Do you collect information from children under the age of 13 on your website? If so, you need to be familiar with the Children’s Online Privacy Protection Act (“COPPA”) which restricts online data collection from children under 13. Recently, the FTC revised and expanded COPPA. During this webinar our speaker will highlight the basics of COPPA and the new changes, as well. This will include:
• Basic policies and protections for children under the age of 13.
• The expanded definition of “personal information” and when parental consent will be required for collecting information.
• New policies regarding online chat rooms or message boards.
• Application of COPPA’s new rules related to social media.
• Streamlining privacy notices included in parental consent notices and privacy policies.

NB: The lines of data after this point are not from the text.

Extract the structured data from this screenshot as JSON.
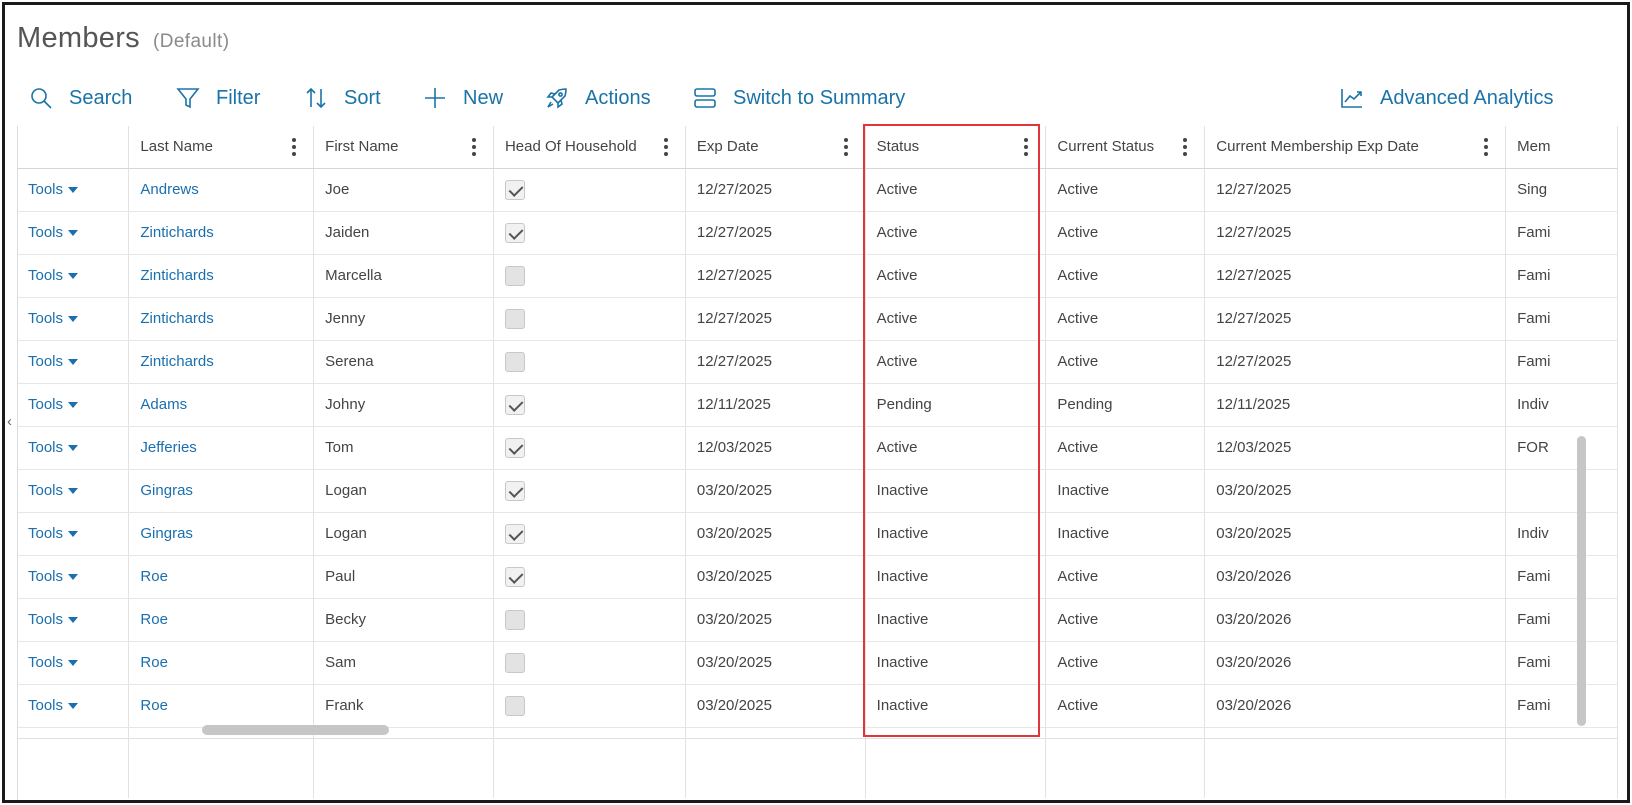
{
  "page": {
    "title": "Members",
    "subtitle": "(Default)"
  },
  "toolbar": {
    "search": "Search",
    "filter": "Filter",
    "sort": "Sort",
    "new": "New",
    "actions": "Actions",
    "switch": "Switch to Summary",
    "analytics": "Advanced Analytics"
  },
  "grid": {
    "columns": [
      "",
      "Last Name",
      "First Name",
      "Head Of Household",
      "Exp Date",
      "Status",
      "Current Status",
      "Current Membership Exp Date",
      "Mem"
    ],
    "tools_label": "Tools",
    "rows": [
      {
        "last": "Andrews",
        "first": "Joe",
        "hoh": true,
        "exp": "12/27/2025",
        "status": "Active",
        "current": "Active",
        "cur_exp": "12/27/2025",
        "mem": "Sing"
      },
      {
        "last": "Zintichards",
        "first": "Jaiden",
        "hoh": true,
        "exp": "12/27/2025",
        "status": "Active",
        "current": "Active",
        "cur_exp": "12/27/2025",
        "mem": "Fami"
      },
      {
        "last": "Zintichards",
        "first": "Marcella",
        "hoh": false,
        "exp": "12/27/2025",
        "status": "Active",
        "current": "Active",
        "cur_exp": "12/27/2025",
        "mem": "Fami"
      },
      {
        "last": "Zintichards",
        "first": "Jenny",
        "hoh": false,
        "exp": "12/27/2025",
        "status": "Active",
        "current": "Active",
        "cur_exp": "12/27/2025",
        "mem": "Fami"
      },
      {
        "last": "Zintichards",
        "first": "Serena",
        "hoh": false,
        "exp": "12/27/2025",
        "status": "Active",
        "current": "Active",
        "cur_exp": "12/27/2025",
        "mem": "Fami"
      },
      {
        "last": "Adams",
        "first": "Johny",
        "hoh": true,
        "exp": "12/11/2025",
        "status": "Pending",
        "current": "Pending",
        "cur_exp": "12/11/2025",
        "mem": "Indiv"
      },
      {
        "last": "Jefferies",
        "first": "Tom",
        "hoh": true,
        "exp": "12/03/2025",
        "status": "Active",
        "current": "Active",
        "cur_exp": "12/03/2025",
        "mem": "FOR"
      },
      {
        "last": "Gingras",
        "first": "Logan",
        "hoh": true,
        "exp": "03/20/2025",
        "status": "Inactive",
        "current": "Inactive",
        "cur_exp": "03/20/2025",
        "mem": ""
      },
      {
        "last": "Gingras",
        "first": "Logan",
        "hoh": true,
        "exp": "03/20/2025",
        "status": "Inactive",
        "current": "Inactive",
        "cur_exp": "03/20/2025",
        "mem": "Indiv"
      },
      {
        "last": "Roe",
        "first": "Paul",
        "hoh": true,
        "exp": "03/20/2025",
        "status": "Inactive",
        "current": "Active",
        "cur_exp": "03/20/2026",
        "mem": "Fami"
      },
      {
        "last": "Roe",
        "first": "Becky",
        "hoh": false,
        "exp": "03/20/2025",
        "status": "Inactive",
        "current": "Active",
        "cur_exp": "03/20/2026",
        "mem": "Fami"
      },
      {
        "last": "Roe",
        "first": "Sam",
        "hoh": false,
        "exp": "03/20/2025",
        "status": "Inactive",
        "current": "Active",
        "cur_exp": "03/20/2026",
        "mem": "Fami"
      },
      {
        "last": "Roe",
        "first": "Frank",
        "hoh": false,
        "exp": "03/20/2025",
        "status": "Inactive",
        "current": "Active",
        "cur_exp": "03/20/2026",
        "mem": "Fami"
      }
    ]
  },
  "colors": {
    "link": "#1a6fae",
    "toolbar": "#1a73a8",
    "highlight": "#e0353b"
  },
  "icons": [
    "search-icon",
    "filter-icon",
    "sort-icon",
    "plus-icon",
    "rocket-icon",
    "switch-view-icon",
    "analytics-chart-icon",
    "kebab-menu-icon",
    "caret-down-icon",
    "checkbox-icon"
  ]
}
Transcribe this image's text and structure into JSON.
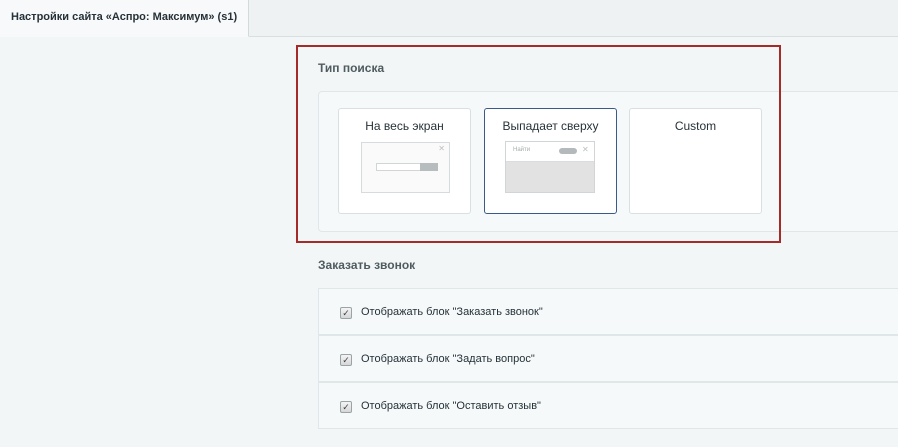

When: Wednesday, June 12, 2013
10:00 am to 10:30am
Presenter: Pam LinaTo view the archived version of this webcast, click here.
Small nonprofits raising money often accept credit, debit and pre-paid card (also known as payment card) payments online and in person. Nonprofits take these payments at silent auctions and other events, and almost all have DONATE NOW buttons on their websites. The way in which nonprofits accept and process these transactions can expose the nonprofits to potential liability. While trying to limit this exposure, nonprofits can’t forget about the charitable solicitation laws that apply to them.
During this one-hour webcast, our speakers will:
- Provide a general overview of the risks and liabilities of accepting credit, debit and pre-paid card payments;
- Describe the compliance requirements for accepting such payments;
- Discuss the differences between accepting payments directly versus using an online payment processor;
- Describe how a nonprofit can limit its exposure; and
- Provide an overview of the charitable solicitation issues in accepting online donations
Presenters: Sean Christy, Sutherland
Robyn Miller, Pro Bono Partnership of Atlanta
Please be advised that we experienced technical difficulties with video and sound during this webcast.To view the archived version of this webcast, click here.
It seems like every time you turn around, another charity is conducting a raffle, sweepstakes, contest, casino night or door prize give-away. The questions that most charities don’t ask are: Are such activities illegal under GA law? Are there ways to conduct such activities so that they are legal? How can I raise needed funds through giveaways and games of chance or skill in Georgia? During this one-hour webcast, our speaker:
- Provides an overview of the general promotions laws of Georgia;
- Talks about illegal lotteries and gambling and how to structure promotions in Georgia that fall under general promotions exceptions, as well as the “raffle” exception for §501(c)(3) nonprofit organizations;
- Provides practical advice, such as how to avoid an illegal lottery by “changing the elements of the game;” and
Discusses additional considerations, such as official rules, abbreviated rules, advertising your charity’s promotion and fulfilling the prizing.
Presenter: Thomas Federico, Turner Broadcasting
Please note: The webcast video does not sync with the webcast audio due to a technological problem.To view the archived version of this webcast, click here.
Whether your website is simple or complex, your organization could benefit by reviewing the legal issues that may arise from your website. Learn about each of them in this guide.
Have your organization invented a product or process? Are your name or original materials protected? Find out about patents, trademarks and copyright from the experts.
Please note that in addition to the legal disclaimer above, this article contains information that is based, in whole or in part, on the laws of the District of Columbia. As a result, the information may not be appropriate for organizations operating outside the District of Columbia.
Does your Organization receive donations through an internet website? Here’s when, where and how you might have to register to solicit donations in different states.
Odds are that many of your employees regularly visit online social networking sites like Facebook and Twitter. It’s also likely that more than a few maintain their own blogs. You may even have employees that maintain sites on behalf of your organization. Should an employer care about what employees are doing online? Absolutely! During this webcast, our speakers help nonprofits understand the following risks related to social networking activities:
- Discrimination and harassment
- Copyright infringement
- Protection of your organization’s proprietary and confidential information
- Other legal risks for employers
- How to use social media safely and successfully
Our speakers then provide best practices for creating and enforcing policies to minimize these risks.
Lael Bellamy, Chief Counsel & Chief Privacy Officer, ING Americas
Justin Connell, Associate, Elarbee, Thompson, Sapp & Wilson LLP
Virtually every nonprofit has a website, yet many do not consider the legal ramifications of having them. This webinar focuses on just a few:
- Policies presented on a website including, but not limited to, terms and conditions and privacy
- Who owns the rights to the website and other considerations regarding the web host
- Intellectual property issues related to domain names, content, pictures, and links to other websites.
Presenter: Bill Helmstetter, Alston & BirdTo view the archived version of this webcast, click here.